* _Exercise description_
Among the records, which lines include "bawang"? List them.

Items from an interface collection
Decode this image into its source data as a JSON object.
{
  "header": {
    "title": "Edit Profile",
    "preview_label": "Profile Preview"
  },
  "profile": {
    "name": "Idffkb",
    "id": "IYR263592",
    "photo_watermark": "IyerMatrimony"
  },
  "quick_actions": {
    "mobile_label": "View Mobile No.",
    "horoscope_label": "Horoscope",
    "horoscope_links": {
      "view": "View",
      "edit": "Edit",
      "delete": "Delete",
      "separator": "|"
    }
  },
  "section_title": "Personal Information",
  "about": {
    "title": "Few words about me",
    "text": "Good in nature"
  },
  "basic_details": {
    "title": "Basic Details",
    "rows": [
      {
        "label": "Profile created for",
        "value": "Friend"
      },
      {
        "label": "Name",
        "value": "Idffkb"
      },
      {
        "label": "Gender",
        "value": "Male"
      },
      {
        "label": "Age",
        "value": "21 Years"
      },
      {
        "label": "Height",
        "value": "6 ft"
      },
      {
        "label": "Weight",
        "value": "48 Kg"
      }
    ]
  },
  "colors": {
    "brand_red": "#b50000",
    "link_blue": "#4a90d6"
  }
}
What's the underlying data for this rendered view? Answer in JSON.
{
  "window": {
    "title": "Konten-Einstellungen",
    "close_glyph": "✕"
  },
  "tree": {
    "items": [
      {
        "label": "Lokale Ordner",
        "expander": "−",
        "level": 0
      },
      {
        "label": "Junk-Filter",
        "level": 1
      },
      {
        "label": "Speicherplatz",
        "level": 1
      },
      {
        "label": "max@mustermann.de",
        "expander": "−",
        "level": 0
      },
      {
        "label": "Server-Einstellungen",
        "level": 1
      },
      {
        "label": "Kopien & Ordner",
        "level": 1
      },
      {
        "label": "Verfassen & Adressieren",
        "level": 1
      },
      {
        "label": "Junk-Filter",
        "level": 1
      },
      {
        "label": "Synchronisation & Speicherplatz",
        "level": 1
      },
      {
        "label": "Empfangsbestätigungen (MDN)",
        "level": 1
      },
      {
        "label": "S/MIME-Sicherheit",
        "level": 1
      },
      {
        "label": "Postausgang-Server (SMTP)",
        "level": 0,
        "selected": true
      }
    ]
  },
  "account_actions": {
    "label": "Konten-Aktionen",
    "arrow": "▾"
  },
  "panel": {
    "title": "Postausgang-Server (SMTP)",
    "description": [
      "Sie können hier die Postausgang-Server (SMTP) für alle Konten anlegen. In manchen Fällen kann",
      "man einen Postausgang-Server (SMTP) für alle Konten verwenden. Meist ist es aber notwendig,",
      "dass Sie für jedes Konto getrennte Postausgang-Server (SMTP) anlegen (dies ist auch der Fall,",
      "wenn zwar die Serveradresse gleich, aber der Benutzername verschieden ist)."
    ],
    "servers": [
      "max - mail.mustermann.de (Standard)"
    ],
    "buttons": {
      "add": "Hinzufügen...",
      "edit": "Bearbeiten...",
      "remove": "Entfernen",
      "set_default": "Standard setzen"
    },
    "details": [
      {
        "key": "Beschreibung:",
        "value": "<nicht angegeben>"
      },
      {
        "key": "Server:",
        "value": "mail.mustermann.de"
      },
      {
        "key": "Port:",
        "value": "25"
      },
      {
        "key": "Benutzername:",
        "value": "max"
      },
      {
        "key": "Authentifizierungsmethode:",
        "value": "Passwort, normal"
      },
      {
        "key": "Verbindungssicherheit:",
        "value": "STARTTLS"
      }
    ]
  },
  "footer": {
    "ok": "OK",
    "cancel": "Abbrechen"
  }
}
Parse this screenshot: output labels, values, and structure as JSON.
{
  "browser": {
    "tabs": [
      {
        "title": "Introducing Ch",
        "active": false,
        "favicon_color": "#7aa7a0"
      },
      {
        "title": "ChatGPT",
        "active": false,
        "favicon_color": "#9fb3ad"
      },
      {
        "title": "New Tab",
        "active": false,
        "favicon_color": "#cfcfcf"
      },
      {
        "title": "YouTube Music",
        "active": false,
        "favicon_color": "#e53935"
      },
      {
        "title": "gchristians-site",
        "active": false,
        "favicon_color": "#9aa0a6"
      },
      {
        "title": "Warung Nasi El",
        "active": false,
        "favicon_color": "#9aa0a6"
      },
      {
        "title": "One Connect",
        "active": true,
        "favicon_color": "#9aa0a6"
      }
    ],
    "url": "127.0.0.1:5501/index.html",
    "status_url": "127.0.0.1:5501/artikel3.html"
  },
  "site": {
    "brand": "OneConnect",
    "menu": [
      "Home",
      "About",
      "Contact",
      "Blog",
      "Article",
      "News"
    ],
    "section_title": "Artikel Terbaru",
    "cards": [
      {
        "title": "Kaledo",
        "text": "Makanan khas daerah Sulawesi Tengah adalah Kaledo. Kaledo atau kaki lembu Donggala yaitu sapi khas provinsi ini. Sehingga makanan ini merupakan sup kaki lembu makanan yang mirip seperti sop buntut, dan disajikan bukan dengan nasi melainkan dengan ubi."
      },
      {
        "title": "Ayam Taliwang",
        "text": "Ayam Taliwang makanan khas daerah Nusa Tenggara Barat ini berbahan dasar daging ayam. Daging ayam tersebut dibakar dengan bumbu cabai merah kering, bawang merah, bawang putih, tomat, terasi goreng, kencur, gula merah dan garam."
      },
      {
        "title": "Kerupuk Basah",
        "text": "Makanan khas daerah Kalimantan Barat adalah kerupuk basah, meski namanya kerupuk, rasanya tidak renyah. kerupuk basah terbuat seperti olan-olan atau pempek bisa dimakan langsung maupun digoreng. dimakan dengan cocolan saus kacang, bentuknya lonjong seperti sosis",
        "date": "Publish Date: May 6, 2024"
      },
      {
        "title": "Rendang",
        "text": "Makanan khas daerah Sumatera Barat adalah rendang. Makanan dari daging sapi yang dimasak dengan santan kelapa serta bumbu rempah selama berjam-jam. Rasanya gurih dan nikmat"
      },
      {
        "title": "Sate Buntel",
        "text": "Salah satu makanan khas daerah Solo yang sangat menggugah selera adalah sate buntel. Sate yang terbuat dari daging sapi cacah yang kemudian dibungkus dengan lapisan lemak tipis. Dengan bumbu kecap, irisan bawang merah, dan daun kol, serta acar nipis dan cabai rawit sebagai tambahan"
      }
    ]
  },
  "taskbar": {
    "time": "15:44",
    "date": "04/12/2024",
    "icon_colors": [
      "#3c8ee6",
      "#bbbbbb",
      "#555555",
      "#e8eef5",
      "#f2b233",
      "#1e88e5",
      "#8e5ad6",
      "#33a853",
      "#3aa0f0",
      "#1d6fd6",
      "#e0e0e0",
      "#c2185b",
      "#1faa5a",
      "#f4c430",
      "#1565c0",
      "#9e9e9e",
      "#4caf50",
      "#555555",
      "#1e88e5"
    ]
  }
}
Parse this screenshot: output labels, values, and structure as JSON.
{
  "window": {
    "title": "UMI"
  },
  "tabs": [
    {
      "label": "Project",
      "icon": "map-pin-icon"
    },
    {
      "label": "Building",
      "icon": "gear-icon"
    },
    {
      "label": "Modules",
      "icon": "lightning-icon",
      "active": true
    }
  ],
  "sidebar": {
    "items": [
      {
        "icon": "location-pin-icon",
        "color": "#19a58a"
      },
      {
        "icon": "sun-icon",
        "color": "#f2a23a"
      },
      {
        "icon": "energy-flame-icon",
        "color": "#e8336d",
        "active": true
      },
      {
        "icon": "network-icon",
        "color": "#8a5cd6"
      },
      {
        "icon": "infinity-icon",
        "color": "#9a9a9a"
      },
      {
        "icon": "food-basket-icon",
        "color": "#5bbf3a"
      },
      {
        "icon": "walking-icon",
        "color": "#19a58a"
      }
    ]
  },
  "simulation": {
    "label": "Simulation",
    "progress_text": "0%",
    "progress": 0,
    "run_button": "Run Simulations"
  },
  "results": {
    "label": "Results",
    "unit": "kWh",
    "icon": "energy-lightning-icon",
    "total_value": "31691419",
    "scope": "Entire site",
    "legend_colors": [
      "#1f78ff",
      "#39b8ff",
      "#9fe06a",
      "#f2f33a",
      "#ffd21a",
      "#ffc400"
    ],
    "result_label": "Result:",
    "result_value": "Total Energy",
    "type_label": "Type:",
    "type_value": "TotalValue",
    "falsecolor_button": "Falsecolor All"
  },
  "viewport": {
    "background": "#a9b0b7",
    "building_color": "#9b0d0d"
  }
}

* _Result of this task_
        "text": "Ayam Taliwang makanan khas daerah Nusa Tenggara Barat ini berbahan dasar daging ayam. Daging ayam tersebut dibakar dengan bumbu cabai merah kering, bawang merah, bawang putih, tomat, terasi goreng, kencur, gula merah dan garam."
        "text": "Salah satu makanan khas daerah Solo yang sangat menggugah selera adalah sate buntel. Sate yang terbuat dari daging sapi cacah yang kemudian dibungkus dengan lapisan lemak tipis. Dengan bumbu kecap, irisan bawang merah, dan daun kol, serta acar nipis dan cabai rawit sebagai tambahan"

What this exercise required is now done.